## Exercise goal
Copy each line of the entries below that contains the string "name".

## Records for processing

-- -- --

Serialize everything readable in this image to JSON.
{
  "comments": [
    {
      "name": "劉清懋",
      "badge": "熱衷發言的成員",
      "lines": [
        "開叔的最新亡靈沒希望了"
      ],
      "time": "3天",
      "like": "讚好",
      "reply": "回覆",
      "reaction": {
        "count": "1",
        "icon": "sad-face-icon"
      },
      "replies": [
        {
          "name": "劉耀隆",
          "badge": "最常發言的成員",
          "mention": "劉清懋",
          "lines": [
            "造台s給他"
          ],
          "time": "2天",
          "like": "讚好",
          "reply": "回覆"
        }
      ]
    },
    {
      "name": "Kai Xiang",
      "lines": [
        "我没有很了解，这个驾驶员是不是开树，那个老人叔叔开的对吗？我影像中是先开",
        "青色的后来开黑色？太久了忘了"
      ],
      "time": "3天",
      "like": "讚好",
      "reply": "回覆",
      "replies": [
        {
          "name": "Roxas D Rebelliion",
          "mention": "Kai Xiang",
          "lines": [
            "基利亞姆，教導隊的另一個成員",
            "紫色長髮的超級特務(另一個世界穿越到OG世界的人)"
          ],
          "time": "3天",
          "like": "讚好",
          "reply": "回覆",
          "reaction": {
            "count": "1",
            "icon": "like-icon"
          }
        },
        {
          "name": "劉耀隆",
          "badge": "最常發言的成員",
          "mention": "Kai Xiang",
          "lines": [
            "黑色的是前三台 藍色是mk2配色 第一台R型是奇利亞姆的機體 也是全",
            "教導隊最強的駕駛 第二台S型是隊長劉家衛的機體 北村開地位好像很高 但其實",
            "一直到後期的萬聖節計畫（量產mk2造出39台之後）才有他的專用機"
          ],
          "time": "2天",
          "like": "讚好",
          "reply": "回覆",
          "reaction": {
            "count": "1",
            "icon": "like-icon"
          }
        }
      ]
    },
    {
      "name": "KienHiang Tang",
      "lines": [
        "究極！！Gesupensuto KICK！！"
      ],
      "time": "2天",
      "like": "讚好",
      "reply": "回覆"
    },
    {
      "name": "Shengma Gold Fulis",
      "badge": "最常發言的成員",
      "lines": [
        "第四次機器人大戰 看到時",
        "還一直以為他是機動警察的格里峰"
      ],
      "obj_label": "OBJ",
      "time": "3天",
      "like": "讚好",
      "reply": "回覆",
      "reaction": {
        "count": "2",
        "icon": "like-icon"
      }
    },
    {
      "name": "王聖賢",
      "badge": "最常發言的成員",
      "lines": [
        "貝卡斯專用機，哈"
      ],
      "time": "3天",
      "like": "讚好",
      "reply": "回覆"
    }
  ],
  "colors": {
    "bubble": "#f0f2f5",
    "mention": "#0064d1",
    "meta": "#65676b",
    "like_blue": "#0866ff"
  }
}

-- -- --

## Answer section
      "name": "劉清懋",
          "name": "劉耀隆",
      "name": "Kai Xiang",
          "name": "Roxas D Rebelliion",
          "name": "劉耀隆",
      "name": "KienHiang Tang",
      "name": "Shengma Gold Fulis",
      "name": "王聖賢",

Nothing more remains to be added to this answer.